▸ **WHAT YOU NEED TO DO**
What you return must match the records exactly.

━━ RECORDED INFORMATION

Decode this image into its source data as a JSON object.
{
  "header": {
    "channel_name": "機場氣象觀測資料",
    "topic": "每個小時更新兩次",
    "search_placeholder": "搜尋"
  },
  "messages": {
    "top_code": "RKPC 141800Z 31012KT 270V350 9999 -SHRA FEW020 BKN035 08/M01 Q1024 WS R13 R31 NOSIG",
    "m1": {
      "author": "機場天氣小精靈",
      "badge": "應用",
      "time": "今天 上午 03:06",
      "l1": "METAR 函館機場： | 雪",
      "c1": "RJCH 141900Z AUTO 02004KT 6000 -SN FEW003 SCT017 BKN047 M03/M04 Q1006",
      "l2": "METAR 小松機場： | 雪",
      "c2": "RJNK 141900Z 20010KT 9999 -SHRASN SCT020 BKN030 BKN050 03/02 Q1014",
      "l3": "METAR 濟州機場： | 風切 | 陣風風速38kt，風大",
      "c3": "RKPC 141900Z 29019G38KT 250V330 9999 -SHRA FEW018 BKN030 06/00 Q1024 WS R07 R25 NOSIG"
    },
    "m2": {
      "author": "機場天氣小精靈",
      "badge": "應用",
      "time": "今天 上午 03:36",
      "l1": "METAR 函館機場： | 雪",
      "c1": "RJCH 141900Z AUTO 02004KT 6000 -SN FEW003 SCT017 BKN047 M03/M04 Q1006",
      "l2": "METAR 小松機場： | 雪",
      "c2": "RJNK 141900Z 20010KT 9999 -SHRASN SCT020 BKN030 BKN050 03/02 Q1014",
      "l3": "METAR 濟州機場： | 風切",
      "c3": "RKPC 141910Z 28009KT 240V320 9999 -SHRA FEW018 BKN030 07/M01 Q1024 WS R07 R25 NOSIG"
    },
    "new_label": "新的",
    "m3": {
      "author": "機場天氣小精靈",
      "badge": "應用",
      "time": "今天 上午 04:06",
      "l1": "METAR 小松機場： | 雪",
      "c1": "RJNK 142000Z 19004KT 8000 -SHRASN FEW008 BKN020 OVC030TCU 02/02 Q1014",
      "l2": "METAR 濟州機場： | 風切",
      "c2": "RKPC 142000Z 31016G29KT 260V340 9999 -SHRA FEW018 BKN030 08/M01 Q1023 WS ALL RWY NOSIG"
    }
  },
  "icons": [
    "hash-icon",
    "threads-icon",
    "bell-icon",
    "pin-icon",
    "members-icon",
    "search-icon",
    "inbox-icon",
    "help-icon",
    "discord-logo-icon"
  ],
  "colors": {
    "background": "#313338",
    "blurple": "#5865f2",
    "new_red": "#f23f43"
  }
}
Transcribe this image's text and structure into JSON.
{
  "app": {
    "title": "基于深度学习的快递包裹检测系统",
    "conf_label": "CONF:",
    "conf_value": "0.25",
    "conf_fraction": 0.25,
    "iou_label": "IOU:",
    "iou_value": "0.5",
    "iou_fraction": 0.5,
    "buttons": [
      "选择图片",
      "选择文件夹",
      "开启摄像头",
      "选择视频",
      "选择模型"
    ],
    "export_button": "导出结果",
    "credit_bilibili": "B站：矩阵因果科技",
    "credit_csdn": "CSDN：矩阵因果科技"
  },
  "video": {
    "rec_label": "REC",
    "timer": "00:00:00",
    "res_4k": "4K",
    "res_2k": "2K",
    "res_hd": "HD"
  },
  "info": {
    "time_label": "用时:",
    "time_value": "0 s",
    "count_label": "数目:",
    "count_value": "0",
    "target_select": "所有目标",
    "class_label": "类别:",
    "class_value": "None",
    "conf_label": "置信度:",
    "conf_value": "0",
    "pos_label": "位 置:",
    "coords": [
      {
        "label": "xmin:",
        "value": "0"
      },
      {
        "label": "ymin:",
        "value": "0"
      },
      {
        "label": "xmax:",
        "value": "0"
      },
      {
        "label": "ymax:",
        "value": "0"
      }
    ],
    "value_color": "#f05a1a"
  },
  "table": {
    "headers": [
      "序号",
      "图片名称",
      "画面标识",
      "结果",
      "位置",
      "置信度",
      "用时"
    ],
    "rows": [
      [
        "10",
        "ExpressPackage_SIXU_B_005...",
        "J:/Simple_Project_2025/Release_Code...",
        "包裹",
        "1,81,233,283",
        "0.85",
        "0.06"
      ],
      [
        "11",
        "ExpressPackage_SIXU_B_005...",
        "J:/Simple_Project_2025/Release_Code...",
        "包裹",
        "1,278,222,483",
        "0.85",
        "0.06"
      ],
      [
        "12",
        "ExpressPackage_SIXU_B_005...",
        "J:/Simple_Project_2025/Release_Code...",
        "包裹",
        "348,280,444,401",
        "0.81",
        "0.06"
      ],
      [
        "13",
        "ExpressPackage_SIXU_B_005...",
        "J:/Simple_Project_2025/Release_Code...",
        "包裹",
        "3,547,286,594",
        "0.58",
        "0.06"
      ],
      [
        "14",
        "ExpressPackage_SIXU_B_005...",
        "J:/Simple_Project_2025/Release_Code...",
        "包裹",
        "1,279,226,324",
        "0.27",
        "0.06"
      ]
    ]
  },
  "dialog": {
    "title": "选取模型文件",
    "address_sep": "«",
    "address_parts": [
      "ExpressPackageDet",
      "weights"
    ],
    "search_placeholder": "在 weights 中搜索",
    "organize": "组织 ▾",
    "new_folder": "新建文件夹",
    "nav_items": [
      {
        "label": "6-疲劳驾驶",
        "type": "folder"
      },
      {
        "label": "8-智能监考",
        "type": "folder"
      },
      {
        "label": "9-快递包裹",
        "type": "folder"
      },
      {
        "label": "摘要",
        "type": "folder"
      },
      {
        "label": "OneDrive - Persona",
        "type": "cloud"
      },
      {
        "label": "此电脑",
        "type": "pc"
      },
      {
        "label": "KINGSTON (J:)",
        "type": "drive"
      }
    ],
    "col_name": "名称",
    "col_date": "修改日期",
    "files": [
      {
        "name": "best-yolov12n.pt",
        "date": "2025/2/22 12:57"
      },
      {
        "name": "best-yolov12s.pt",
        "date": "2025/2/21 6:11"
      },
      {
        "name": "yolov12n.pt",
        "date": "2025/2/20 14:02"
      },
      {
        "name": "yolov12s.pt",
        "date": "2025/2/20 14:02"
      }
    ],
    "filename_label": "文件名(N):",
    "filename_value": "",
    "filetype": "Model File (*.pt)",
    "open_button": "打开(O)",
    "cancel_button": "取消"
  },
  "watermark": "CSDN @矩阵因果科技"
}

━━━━

▸ **EXERCISE SOLUTION**
Decode this image into its source data as a JSON object.
{
  "header": {
    "channel_name": "機場氣象觀測資料",
    "topic": "每個小時更新兩次",
    "search_placeholder": "搜尋"
  },
  "messages": {
    "top_code": "RKPC 141800Z 31012KT 270V350 9999 -SHRA FEW020 BKN035 08/M01 Q1024 WS R13 R31 NOSIG",
    "m1": {
      "author": "機場天氣小精靈",
      "badge": "應用",
      "time": "今天 上午 03:06",
      "l1": "METAR 函館機場： | 雪",
      "c1": "RJCH 141900Z AUTO 02004KT 6000 -SN FEW003 SCT017 BKN047 M03/M04 Q1006",
      "l2": "METAR 小松機場： | 雪",
      "c2": "RJNK 141900Z 20010KT 9999 -SHRASN SCT020 BKN030 BKN050 03/02 Q1014",
      "l3": "METAR 濟州機場： | 風切 | 陣風風速38kt，風大",
      "c3": "RKPC 141900Z 29019G38KT 250V330 9999 -SHRA FEW018 BKN030 06/00 Q1024 WS R07 R25 NOSIG"
    },
    "m2": {
      "author": "機場天氣小精靈",
      "badge": "應用",
      "time": "今天 上午 03:36",
      "l1": "METAR 函館機場： | 雪",
      "c1": "RJCH 141900Z AUTO 02004KT 6000 -SN FEW003 SCT017 BKN047 M03/M04 Q1006",
      "l2": "METAR 小松機場： | 雪",
      "c2": "RJNK 141900Z 20010KT 9999 -SHRASN SCT020 BKN030 BKN050 03/02 Q1014",
      "l3": "METAR 濟州機場： | 風切",
      "c3": "RKPC 141910Z 28009KT 240V320 9999 -SHRA FEW018 BKN030 07/M01 Q1024 WS R07 R25 NOSIG"
    },
    "new_label": "新的",
    "m3": {
      "author": "機場天氣小精靈",
      "badge": "應用",
      "time": "今天 上午 04:06",
      "l1": "METAR 小松機場： | 雪",
      "c1": "RJNK 142000Z 19004KT 8000 -SHRASN FEW008 BKN020 OVC030TCU 02/02 Q1014",
      "l2": "METAR 濟州機場： | 風切",
      "c2": "RKPC 142000Z 31016G29KT 260V340 9999 -SHRA FEW018 BKN030 08/M01 Q1023 WS ALL RWY NOSIG"
    }
  },
  "icons": [
    "hash-icon",
    "threads-icon",
    "bell-icon",
    "pin-icon",
    "members-icon",
    "search-icon",
    "inbox-icon",
    "help-icon",
    "discord-logo-icon"
  ],
  "colors": {
    "background": "#313338",
    "blurple": "#5865f2",
    "new_red": "#f23f43"
  }
}
Transcribe this image's text and structure into JSON.
{
  "app": {
    "title": "基于深度学习的快递包裹检测系统",
    "conf_label": "CONF:",
    "conf_value": "0.25",
    "conf_fraction": 0.25,
    "iou_label": "IOU:",
    "iou_value": "0.5",
    "iou_fraction": 0.5,
    "buttons": [
      "选择图片",
      "选择文件夹",
      "开启摄像头",
      "选择视频",
      "选择模型"
    ],
    "export_button": "导出结果",
    "credit_bilibili": "B站：矩阵因果科技",
    "credit_csdn": "CSDN：矩阵因果科技"
  },
  "video": {
    "rec_label": "REC",
    "timer": "00:00:00",
    "res_4k": "4K",
    "res_2k": "2K",
    "res_hd": "HD"
  },
  "info": {
    "time_label": "用时:",
    "time_value": "0 s",
    "count_label": "数目:",
    "count_value": "0",
    "target_select": "所有目标",
    "class_label": "类别:",
    "class_value": "None",
    "conf_label": "置信度:",
    "conf_value": "0",
    "pos_label": "位 置:",
    "coords": [
      {
        "label": "xmin:",
        "value": "0"
      },
      {
        "label": "ymin:",
        "value": "0"
      },
      {
        "label": "xmax:",
        "value": "0"
      },
      {
        "label": "ymax:",
        "value": "0"
      }
    ],
    "value_color": "#f05a1a"
  },
  "table": {
    "headers": [
      "序号",
      "图片名称",
      "画面标识",
      "结果",
      "位置",
      "置信度",
      "用时"
    ],
    "rows": [
      [
        "10",
        "ExpressPackage_SIXU_B_005...",
        "J:/Simple_Project_2025/Release_Code...",
        "包裹",
        "1,81,233,283",
        "0.85",
        "0.06"
      ],
      [
        "11",
        "ExpressPackage_SIXU_B_005...",
        "J:/Simple_Project_2025/Release_Code...",
        "包裹",
        "1,278,222,483",
        "0.85",
        "0.06"
      ],
      [
        "12",
        "ExpressPackage_SIXU_B_005...",
        "J:/Simple_Project_2025/Release_Code...",
        "包裹",
        "348,280,444,401",
        "0.81",
        "0.06"
      ],
      [
        "13",
        "ExpressPackage_SIXU_B_005...",
        "J:/Simple_Project_2025/Release_Code...",
        "包裹",
        "3,547,286,594",
        "0.58",
        "0.06"
      ],
      [
        "14",
        "ExpressPackage_SIXU_B_005...",
        "J:/Simple_Project_2025/Release_Code...",
        "包裹",
        "1,279,226,324",
        "0.27",
        "0.06"
      ]
    ]
  },
  "dialog": {
    "title": "选取模型文件",
    "address_sep": "«",
    "address_parts": [
      "ExpressPackageDet",
      "weights"
    ],
    "search_placeholder": "在 weights 中搜索",
    "organize": "组织 ▾",
    "new_folder": "新建文件夹",
    "nav_items": [
      {
        "label": "6-疲劳驾驶",
        "type": "folder"
      },
      {
        "label": "8-智能监考",
        "type": "folder"
      },
      {
        "label": "9-快递包裹",
        "type": "folder"
      },
      {
        "label": "摘要",
        "type": "folder"
      },
      {
        "label": "OneDrive - Persona",
        "type": "cloud"
      },
      {
        "label": "此电脑",
        "type": "pc"
      },
      {
        "label": "KINGSTON (J:)",
        "type": "drive"
      }
    ],
    "col_name": "名称",
    "col_date": "修改日期",
    "files": [
      {
        "name": "best-yolov12n.pt",
        "date": "2025/2/22 12:57"
      },
      {
        "name": "best-yolov12s.pt",
        "date": "2025/2/21 6:11"
      },
      {
        "name": "yolov12n.pt",
        "date": "2025/2/20 14:02"
      },
      {
        "name": "yolov12s.pt",
        "date": "2025/2/20 14:02"
      }
    ],
    "filename_label": "文件名(N):",
    "filename_value": "",
    "filetype": "Model File (*.pt)",
    "open_button": "打开(O)",
    "cancel_button": "取消"
  },
  "watermark": "CSDN @矩阵因果科技"
}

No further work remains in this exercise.